Speaking of transportation, Forbes estimates Uber founder Travis Kalanick’s wealth to be in the $5.9 billion range, which could have some wondering if relative to Brian Chesky (one of the Airbnb founders), he’s crossed the line of corruption that Manjoo confidently believes exists. Ok, but if so, it seems tens of millions the world over would lustily cheer the rise of many more Kalanicks in consideration of what his innovation has meant for convenient transportation, safe transportation, and overall piece of mind in the knowledge that there’s always a ride when we need one.
Considering death, Patrick Soon-Shiong is worth $7 billion. Interesting there is that the primary source of his wealth is a cancer drug he invented by the name of Abraxane. As most readers know well, a pancreatic cancer diagnosis has long been the equivalent of a death sentence. Soon-Shiong’s drug has given hope to those who historically had none.

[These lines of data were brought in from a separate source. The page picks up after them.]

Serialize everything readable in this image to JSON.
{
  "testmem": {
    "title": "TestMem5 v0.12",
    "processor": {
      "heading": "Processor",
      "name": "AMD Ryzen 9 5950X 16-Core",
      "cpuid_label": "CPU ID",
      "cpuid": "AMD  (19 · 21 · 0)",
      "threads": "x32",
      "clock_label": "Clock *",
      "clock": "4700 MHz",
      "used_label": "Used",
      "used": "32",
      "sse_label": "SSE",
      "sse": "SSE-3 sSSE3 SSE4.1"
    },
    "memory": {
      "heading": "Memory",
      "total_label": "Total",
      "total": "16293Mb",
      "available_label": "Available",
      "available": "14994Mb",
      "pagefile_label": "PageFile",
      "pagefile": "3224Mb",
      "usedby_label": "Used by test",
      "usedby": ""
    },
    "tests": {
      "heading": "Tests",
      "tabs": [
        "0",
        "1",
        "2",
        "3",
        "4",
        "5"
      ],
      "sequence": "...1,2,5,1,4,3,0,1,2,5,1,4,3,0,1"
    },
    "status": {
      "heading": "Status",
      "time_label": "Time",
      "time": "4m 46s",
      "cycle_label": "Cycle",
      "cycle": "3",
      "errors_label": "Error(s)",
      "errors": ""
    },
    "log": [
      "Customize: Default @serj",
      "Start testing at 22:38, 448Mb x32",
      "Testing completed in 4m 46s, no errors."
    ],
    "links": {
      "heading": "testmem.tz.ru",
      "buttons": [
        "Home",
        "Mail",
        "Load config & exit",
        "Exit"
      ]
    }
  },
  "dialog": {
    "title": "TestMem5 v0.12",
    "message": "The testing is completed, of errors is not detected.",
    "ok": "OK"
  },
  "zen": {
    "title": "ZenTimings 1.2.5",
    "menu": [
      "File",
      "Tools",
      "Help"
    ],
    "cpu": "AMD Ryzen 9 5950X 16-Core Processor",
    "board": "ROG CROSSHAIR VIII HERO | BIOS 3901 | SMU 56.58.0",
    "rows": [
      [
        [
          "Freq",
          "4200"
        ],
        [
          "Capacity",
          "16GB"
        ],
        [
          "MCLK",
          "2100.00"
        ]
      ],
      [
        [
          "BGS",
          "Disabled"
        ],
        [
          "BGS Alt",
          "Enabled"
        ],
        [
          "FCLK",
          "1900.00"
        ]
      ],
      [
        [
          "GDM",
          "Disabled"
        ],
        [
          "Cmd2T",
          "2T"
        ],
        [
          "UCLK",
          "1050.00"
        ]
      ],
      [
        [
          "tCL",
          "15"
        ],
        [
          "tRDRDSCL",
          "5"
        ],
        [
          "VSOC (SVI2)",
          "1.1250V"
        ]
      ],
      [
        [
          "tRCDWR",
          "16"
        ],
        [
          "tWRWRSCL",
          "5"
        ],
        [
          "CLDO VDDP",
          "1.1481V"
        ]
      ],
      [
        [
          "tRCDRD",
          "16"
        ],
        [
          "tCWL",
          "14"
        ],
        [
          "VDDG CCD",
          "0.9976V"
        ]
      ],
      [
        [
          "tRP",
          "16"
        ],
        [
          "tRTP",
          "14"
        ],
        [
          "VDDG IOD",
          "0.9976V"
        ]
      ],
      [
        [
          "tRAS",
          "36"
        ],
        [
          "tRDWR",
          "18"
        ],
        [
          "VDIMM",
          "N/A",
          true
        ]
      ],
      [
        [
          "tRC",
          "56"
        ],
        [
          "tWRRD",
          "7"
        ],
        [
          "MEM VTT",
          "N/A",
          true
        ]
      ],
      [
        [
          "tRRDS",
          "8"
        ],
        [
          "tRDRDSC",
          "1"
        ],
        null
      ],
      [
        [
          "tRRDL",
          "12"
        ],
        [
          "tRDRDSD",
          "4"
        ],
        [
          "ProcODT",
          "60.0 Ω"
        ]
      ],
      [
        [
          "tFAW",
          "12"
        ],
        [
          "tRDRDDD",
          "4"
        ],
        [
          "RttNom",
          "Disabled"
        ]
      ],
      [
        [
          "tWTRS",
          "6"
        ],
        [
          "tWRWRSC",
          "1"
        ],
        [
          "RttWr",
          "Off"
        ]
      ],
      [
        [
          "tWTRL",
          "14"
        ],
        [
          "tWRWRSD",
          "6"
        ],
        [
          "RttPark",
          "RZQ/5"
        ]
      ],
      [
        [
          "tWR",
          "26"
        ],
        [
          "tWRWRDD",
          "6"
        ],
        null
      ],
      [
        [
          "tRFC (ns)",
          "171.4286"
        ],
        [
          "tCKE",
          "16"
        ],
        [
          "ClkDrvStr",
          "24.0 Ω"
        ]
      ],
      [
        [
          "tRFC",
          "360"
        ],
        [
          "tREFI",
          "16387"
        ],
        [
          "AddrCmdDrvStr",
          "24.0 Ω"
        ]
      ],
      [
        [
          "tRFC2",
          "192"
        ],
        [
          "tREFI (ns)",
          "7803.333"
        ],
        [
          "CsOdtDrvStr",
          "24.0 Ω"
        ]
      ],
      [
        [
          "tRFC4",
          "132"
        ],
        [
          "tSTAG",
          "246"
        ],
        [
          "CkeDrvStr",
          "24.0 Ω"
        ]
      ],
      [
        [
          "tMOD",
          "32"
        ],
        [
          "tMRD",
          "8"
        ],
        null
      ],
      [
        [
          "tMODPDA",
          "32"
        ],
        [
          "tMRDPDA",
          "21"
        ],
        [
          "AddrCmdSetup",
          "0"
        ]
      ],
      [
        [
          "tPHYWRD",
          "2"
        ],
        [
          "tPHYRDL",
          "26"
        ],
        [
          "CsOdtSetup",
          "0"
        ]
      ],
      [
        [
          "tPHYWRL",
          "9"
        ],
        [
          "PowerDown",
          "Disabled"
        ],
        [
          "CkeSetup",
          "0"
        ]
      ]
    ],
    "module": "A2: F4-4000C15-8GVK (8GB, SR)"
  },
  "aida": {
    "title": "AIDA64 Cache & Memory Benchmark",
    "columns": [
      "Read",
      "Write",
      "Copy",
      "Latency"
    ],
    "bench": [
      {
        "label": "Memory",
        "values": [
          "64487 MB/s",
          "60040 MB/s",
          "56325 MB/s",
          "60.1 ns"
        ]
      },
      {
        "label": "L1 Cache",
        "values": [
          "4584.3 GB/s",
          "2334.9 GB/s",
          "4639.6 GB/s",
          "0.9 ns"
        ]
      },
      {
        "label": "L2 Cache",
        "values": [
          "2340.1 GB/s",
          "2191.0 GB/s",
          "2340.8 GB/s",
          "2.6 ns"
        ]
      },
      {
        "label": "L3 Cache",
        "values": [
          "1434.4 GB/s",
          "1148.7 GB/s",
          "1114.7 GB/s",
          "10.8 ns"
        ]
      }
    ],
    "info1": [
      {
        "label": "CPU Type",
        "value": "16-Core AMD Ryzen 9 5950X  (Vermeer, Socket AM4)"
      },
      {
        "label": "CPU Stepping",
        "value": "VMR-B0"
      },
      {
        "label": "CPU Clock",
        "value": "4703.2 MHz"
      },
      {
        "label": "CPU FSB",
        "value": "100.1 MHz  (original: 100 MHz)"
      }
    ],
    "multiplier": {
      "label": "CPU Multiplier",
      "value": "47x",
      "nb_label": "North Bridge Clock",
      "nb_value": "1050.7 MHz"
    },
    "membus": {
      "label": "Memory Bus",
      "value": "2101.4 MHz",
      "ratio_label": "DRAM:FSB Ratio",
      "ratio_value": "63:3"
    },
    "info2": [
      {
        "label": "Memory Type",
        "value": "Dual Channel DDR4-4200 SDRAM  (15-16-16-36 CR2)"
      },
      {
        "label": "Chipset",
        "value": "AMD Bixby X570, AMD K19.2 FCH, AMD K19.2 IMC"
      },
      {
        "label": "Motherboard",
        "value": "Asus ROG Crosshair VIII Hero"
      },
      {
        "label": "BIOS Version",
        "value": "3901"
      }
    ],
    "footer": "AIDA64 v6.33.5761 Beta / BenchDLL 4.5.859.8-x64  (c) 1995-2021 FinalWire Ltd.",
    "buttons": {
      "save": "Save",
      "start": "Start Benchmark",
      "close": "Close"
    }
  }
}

Notable about Soon-Shiong is that he’s one of a growing number of billionaires who has made it his mission to rejuvenate a struggling print media space. Indeed, last year Soon-Shiong purchased the ailing Los Angeles Times with an eye on fixing what limped. And as previously mentioned, Soon Shiong is hardly the first billionaire to do just that. Carlos Slim saved the gold standard of newspapers with his investment in the New York Times, which employs Manjoo, despite a net worth of $63 billion. The Washington Post? The world’s richest man in Jeff Bezos purchased the then struggling newspaper in 2013, only to revitalize it.
Outside of print, Manjoo might have consulted his Times colleague Thomas Erdbrink. Erdbrink is the Teheran bureau chief for the Times, and in a recent column he happily noted how Instagram (owned by Facebook – founder Mark Zuckerberg’s net worth: $61B) “has been a major driver of change in a country where everything was hidden.” Translated, Instagram has enabled gradual liberalization in a part of the world that’s rather repressed, much as Facebook has served as a communication device for repressed people seeking escape from repression that Manjoo is luckily free from in the United States.
So if earned wealth doesn’t corrupt the makers of same, what does? Is it inherited money? Is Laurene Powell Jobs the problem since she’s got a net worth of $18.5 billion after the death of Steve Jobs? The previous question rates asking mainly because Manjoo can’t seriously have thought Jobs somehow made us worse off. Goodness, for under $1,000 he put supercomputers in our pockets that would have cost many millions if someone had attempted to create same when the 21st century began. Powell Jobs has notably revived The Atlantic in the media space, among others.
Manjoo whines that “we’ve been in a devastating national love affair with billionaires” for the last twenty years, but leaves out why: they make our lives infinitely better, including Manjoo’s. Which speaks to the downside of the billionaire class. While we couldn’t live without their accomplishments, we also have to suffer the droolings of Manjoo. He would never admit it, but he’s an unfortunate creation of the billionaires he despises. Tradeoffs can be brutal.